Title IX: Girls’ frosh-soph soccer team cut, prompts controversy
Federal law requires proportional representation of male and female athletes.
October 26, 2017
The athletic board and soccer coaches reached an agreement to eliminate the frosh-soph girls’ soccer team on Oct. 9, due to a shortage of girls trying out.
The suspension of the girls’ team provoked questions about what would happen to the boys’ frosh-soph soccer team.
“There’s plenty of boys trying out [for soccer],” athletic director Ann Pettit said. “The boys’ team will not be cut.”
When level cuts are made in sports, it can affect the team as a whole in various ways.

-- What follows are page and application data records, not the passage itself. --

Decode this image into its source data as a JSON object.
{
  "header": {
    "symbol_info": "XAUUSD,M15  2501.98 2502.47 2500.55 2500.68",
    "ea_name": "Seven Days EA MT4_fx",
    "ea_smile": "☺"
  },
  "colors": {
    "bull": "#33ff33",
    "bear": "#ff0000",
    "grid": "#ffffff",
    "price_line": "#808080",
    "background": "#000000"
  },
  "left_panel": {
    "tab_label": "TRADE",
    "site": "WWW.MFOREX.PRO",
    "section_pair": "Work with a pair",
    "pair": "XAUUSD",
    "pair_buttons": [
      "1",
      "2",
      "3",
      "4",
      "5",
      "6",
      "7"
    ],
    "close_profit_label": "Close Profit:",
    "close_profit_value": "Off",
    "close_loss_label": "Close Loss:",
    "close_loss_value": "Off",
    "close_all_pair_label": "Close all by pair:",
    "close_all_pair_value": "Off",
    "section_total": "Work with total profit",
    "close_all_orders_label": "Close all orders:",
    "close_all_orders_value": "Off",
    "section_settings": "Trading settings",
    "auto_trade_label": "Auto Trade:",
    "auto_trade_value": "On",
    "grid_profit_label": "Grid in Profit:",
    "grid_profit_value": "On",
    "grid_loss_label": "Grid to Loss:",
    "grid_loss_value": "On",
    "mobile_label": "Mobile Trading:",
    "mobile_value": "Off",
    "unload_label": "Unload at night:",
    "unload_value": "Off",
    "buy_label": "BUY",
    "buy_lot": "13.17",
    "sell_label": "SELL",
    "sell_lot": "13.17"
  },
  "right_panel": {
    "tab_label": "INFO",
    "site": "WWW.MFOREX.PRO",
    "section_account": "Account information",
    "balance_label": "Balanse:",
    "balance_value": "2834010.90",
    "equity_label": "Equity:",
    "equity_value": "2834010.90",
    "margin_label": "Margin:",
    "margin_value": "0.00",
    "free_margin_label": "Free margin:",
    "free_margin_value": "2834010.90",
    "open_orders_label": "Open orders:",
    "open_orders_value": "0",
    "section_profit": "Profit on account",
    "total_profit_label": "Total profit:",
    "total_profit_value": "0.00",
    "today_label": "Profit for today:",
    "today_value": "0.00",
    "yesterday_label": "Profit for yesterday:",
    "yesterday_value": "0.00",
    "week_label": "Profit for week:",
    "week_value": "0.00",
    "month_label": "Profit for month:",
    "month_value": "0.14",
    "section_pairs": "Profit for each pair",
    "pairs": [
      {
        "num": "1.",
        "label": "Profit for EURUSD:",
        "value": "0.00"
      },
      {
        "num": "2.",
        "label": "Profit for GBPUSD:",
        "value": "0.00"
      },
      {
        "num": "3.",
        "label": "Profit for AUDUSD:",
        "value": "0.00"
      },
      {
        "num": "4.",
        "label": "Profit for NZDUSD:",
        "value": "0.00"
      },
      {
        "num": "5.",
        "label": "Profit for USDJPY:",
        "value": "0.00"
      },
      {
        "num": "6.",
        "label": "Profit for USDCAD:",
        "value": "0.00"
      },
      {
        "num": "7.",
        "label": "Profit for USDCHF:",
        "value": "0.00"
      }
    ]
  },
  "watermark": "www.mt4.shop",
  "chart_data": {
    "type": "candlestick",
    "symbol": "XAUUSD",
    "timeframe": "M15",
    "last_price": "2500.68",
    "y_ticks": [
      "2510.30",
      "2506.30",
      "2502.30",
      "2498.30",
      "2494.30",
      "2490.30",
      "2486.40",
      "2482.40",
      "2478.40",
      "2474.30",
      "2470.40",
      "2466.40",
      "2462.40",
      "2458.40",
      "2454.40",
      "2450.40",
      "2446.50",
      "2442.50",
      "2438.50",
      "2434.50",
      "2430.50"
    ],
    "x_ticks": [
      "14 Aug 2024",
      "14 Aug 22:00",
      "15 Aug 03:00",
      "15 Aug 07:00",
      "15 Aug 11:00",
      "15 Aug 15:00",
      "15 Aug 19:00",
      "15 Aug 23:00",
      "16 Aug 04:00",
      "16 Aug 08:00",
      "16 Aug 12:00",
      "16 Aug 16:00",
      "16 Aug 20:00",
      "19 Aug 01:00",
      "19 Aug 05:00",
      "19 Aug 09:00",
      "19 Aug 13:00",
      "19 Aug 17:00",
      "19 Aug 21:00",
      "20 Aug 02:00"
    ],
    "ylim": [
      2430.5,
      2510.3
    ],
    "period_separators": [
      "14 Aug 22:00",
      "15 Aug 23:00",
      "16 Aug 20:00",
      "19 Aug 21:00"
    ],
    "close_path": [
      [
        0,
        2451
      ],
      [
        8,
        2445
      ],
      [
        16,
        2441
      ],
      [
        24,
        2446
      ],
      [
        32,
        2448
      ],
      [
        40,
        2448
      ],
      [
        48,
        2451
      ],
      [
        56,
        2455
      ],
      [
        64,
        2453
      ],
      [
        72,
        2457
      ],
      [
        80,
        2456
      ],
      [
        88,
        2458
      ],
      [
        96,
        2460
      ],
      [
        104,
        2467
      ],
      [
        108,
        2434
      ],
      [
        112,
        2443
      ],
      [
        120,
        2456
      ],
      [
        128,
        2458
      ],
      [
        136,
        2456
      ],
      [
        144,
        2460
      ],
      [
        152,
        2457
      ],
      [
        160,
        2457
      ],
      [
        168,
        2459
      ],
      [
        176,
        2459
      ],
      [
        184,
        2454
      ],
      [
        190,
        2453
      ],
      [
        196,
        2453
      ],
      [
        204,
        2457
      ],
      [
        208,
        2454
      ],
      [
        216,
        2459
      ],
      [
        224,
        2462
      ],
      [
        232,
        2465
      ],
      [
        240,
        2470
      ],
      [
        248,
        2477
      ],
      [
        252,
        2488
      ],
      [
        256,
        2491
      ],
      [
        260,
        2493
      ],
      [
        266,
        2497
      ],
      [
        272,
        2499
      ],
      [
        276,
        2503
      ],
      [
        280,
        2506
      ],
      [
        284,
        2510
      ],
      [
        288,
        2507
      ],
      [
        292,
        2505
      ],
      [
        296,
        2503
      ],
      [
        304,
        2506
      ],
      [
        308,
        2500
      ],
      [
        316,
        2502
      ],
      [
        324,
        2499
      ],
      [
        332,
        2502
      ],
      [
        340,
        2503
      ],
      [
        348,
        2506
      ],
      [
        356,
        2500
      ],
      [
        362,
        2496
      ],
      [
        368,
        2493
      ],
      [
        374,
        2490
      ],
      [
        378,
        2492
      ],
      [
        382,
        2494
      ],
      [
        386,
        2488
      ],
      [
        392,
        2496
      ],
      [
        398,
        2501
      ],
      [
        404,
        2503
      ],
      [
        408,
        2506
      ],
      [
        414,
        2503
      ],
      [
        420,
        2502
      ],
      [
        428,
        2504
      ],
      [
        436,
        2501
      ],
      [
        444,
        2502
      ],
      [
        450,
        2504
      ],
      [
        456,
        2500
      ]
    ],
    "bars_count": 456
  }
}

And because of Title IX, cuts can also affect sports school-wide.
“When [coaches] do have to drop a level, [they] will keep more than they normally would on [junior varsity] and varsity,” Pettit said. “When you barely have enough, and then you get injuries and unfortunately some ineligibilities, soon you don’t have enough [athletes] and we have to cancel games.”
Title IX is a federal law that ensures equity of male and female athletic opportunities in public schools. The law states that the number of male and female athletes must remain equal to the percentage of males and females in the school.
“One of the things that puts [the athletes] out of balance immediately is … there’s football, and nothing to match that for the girls,” Pettit said. “There’s almost two of every other sport, but football puts us out of [proportion].”
The creation of a third girls’ basketball team — the frosh-soph team — as well as a stunt team helped balance out the ratio. Pettit explained that if the interest level of a sport increases, a third team may be added to that sport. The possibility of forming a second boys’ lacrosse team and a swim team arose last year, but no formal plans have been made.
“If we have the interest and the facility available and a coach available, then yes, [we can create another team],” Pettit said.
Last year, controversy was sparked when it was rumored cuts had to be made to the boys’ cross country team, due to a lack of girls in the sport.
“In proportion to the numbers of boys and girls at school, we had more boy athletes than girl athletes. In our athletic department in general we had to balance it,” Pettit said. “Some of our bigger programs like cross country and track typically do not cut.”
Although there are some shortcomings with a boy to girl ratio, Pettit claims girls have not reported feeling unsupported.
“Our girls do not feel slighted. Nobody gets cheaper things and everyone gets equal field time. It’s tied with numbers, but also interest,” Pettit said.
Title IX has provided legal protection for an equal balance with boy and girl athletes.
“We are very cognizant of the Title IX law,” Pettit said. “[We are] trying as best we can to keep that proportion of boy and girl athletes with the boy and girl students at [Oak Park High School].”